Founded in 2007 by digital economy entrepreneur Paul Hurley, Ideel offers a decent selection of men’s shirts, suits and accessories, including cufflinks, bags and vintage watches. With brands including Ben Sherman, Calvin Klein, Jack Victor, Joseph Abboud, Tailorbyrd, and Tommy Hilfiger, ideeli feels like an online cross between Lord and Taylor and Nordstrom Rack. The site features decent, if small, pictures with a good zoom function, and useful dimensions and descriptions of their products.

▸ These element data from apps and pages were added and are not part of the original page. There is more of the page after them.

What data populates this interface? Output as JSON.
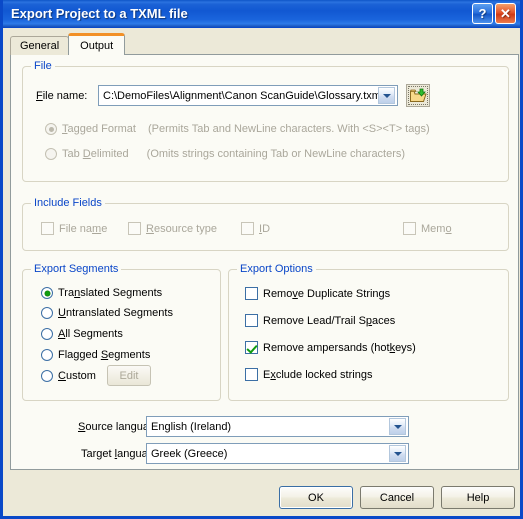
{
  "window": {
    "title": "Export Project to a TXML file",
    "help_button": "?",
    "close_button": "✕",
    "help_icon": "question-mark-icon",
    "close_icon": "close-x-icon"
  },
  "tabs": [
    {
      "label": "General",
      "active": false
    },
    {
      "label": "Output",
      "active": true
    }
  ],
  "file_group": {
    "legend": "File",
    "file_name_label": "File name:",
    "file_name_accel": "F",
    "file_name_value": "C:\\DemoFiles\\Alignment\\Canon ScanGuide\\Glossary.txml",
    "browse_icon": "open-folder-icon",
    "dropdown_icon": "chevron-down-icon"
  },
  "format_options": [
    {
      "label": "Tagged Format",
      "accel": "T",
      "description": "(Permits Tab and NewLine characters. With <S><T> tags)",
      "checked": true,
      "disabled": true
    },
    {
      "label": "Tab Delimited",
      "accel": "D",
      "description": "(Omits strings containing Tab or NewLine characters)",
      "checked": false,
      "disabled": true
    }
  ],
  "include_fields": {
    "legend": "Include Fields",
    "items": [
      {
        "label": "File name",
        "accel": "m",
        "checked": false,
        "disabled": true
      },
      {
        "label": "Resource type",
        "accel": "R",
        "checked": false,
        "disabled": true
      },
      {
        "label": "ID",
        "accel": "I",
        "checked": false,
        "disabled": true
      },
      {
        "label": "Memo",
        "accel": "o",
        "checked": false,
        "disabled": true
      }
    ]
  },
  "export_segments": {
    "legend": "Export Segments",
    "items": [
      {
        "label": "Translated Segments",
        "accel": "n",
        "checked": true
      },
      {
        "label": "Untranslated Segments",
        "accel": "U",
        "checked": false
      },
      {
        "label": "All Segments",
        "accel": "A",
        "checked": false
      },
      {
        "label": "Flagged Segments",
        "accel": "S",
        "checked": false
      },
      {
        "label": "Custom",
        "accel": "C",
        "checked": false
      }
    ],
    "edit_button": "Edit",
    "edit_disabled": true
  },
  "export_options": {
    "legend": "Export Options",
    "items": [
      {
        "label": "Remove Duplicate Strings",
        "accel": "y",
        "checked": false
      },
      {
        "label": "Remove Lead/Trail Spaces",
        "accel": "p",
        "checked": false
      },
      {
        "label": "Remove ampersands (hotkeys)",
        "accel": "k",
        "checked": true
      },
      {
        "label": "Exclude locked strings",
        "accel": "x",
        "checked": false
      }
    ]
  },
  "languages": {
    "source_label": "Source language:",
    "source_accel": "S",
    "source_value": "English (Ireland)",
    "target_label": "Target language:",
    "target_accel": "l",
    "target_value": "Greek (Greece)",
    "dropdown_icon": "chevron-down-icon"
  },
  "footer": {
    "ok": "OK",
    "cancel": "Cancel",
    "help": "Help"
  },
  "colors": {
    "title_blue": "#1158d2",
    "dialog_face": "#ece9d8",
    "tabpage": "#fbfbf5",
    "group_label": "#0a46c8",
    "active_tab_accent": "#f29026",
    "check_green": "#109c10",
    "disabled_text": "#aaa79b"
  }
}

Owned and operated by Bluefly, Belle & Clive launched in December 2011 and feels like an upscale extension of the company’s product offerings. With brands including Alara, Joseph Abboud, Hickey Freeman, Kenneth Cole, Prada, and Tod’s, the site is all over the map when it comes to styles and price points, though has a number of brands common with stores such as Bloomingdales and Nordstrom, as well as what Bluefly offers via its regular retail portal. The site has a nice selection of suits, shirts and ties. Deals vary. $350 for an Abboud suit, or $58 for a Theory dress shirt? Not bad at all. $145 for a Prada tie that retails for $185? Not great. Product photographs offer very little zoom, making it difficult to see details. If you already have a Bluefly account, you can log into Belle and Clive with it.
Montreal-based Beyond the Rack, which launched in 2009, has an expansive definition of what constitutes professional wear. The site is reminiscent of walking into Marshals or the now-defunct Filene’s Basement. That is, hit or miss, though they do seem to do well with ties from the likes of Christian Dior and Dolce & Gabbana. You better be sure you like what you buy, because their return policy is atrocious.
Playful, though more focused on casual than professional wear for men, Hautelook caries a small array of interesting brands. From suits by Varvatos and Valentino to shoes from the likes of Donald J Pliner, the site is worth a look, though sizes are hit or miss.
Overwhelmingly focused on women, Ru La La features a small and underwhelming selection of men’s clothing and accessories. Photos are decent but small. Compare prices carefully. Their “deal” of a Brooks Brothers dress shirt, marked down from $168 to $79.90, are 40 cents more expensive than they’re retailing for at Brooks Brothers. One wonders how they estimate the retail price.